Three and half weeks. Three hundred miles. I saw roaring arterial highway and silent lanes, candlelit cathedrals and angry men in bad pubs. The Britain of 1936 was a land of beef paste sandwiches and drill halls. Now we are nation of vaping and nail salons, pulled pork and salted caramel.
In the autumn of 1936, some 200 men from the Tyneside town of Jarrow marched 300 miles to London in protest against the destruction of their towns and industries. Precisely 80 years on, Stuart Maconie, walks from north to south retracing the route of the emblematic Jarrow Crusade.
Travelling down the country’s spine, Maconie moves through a land that is, in some ways, very much the same as the England of the 30s with its political turbulence, austerity, north/south divide, food banks and of course, football mania. Yet in other ways, it is completely unrecognisable.

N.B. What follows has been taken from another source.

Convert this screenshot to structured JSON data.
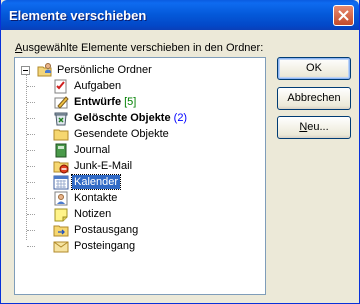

Maconie visits the great cities as well as the sleepy hamlets, quiet lanes and roaring motorways. He meets those with stories to tell and whose voices build a funny, complex and entertaining tale of Britain, then and now.
So, it’s back, the feature where I highlight the persuasive power of book bloggers to drive book sales by showcasing books that my fellow bloggers have cajoling me into buying with their honeyed reviews. At the same time, I get to draw your attention to some of the magnificent blogs I follow and tell you what I love about them and why I trust their judgement in recommending books.
A word of warning, this feature stalled a couple of times last year for a variety of reasons, so some of these recommendations go back while. However, I believe that book recommendations age well, like a fine wine, rather than go off like fruit, so their enticing power still remains.
So, for the new year, I am telling you how I was Tempted by…. Books From Dusk Till Dawn to buy this copy of Long Road From Jarrow by Stuart Maconie. You can find the review that persuaded me to buy the book here, written by the lovely Susan Hampson who runs this blog.
Why was I drawn to this book? Well, I do like to read some non-fiction in amongst all the fiction I read, and I am particularly drawn to books of social commentary, which this is. I like the sound of a comparison between how the country and the places have changed in the 80 years between the original Jarrow march and Maconie’s recreation, and I think the book is particularly relevant given the recent upheavals and seismic changes taking place in this country over the past few years. I have read several of Stuart’s other books and I like his narrative style. I was particularly drawn by the personal connection than Susan said she felt with the book.
If you like the sound of Long Road From Jarrow, it is available in all formats by following this link. I also highly recommend that you pay a visit to Susan’s blog which you can find at Books From Dusk Till Dawn. The reason I love Susan’s blog so much is that she has a really interesting mix of books on there, not just the mainstream titles, and her reviews are always detailed, personal and mature.
This feature will be moving back to Mondays from next week, so do check out the next one.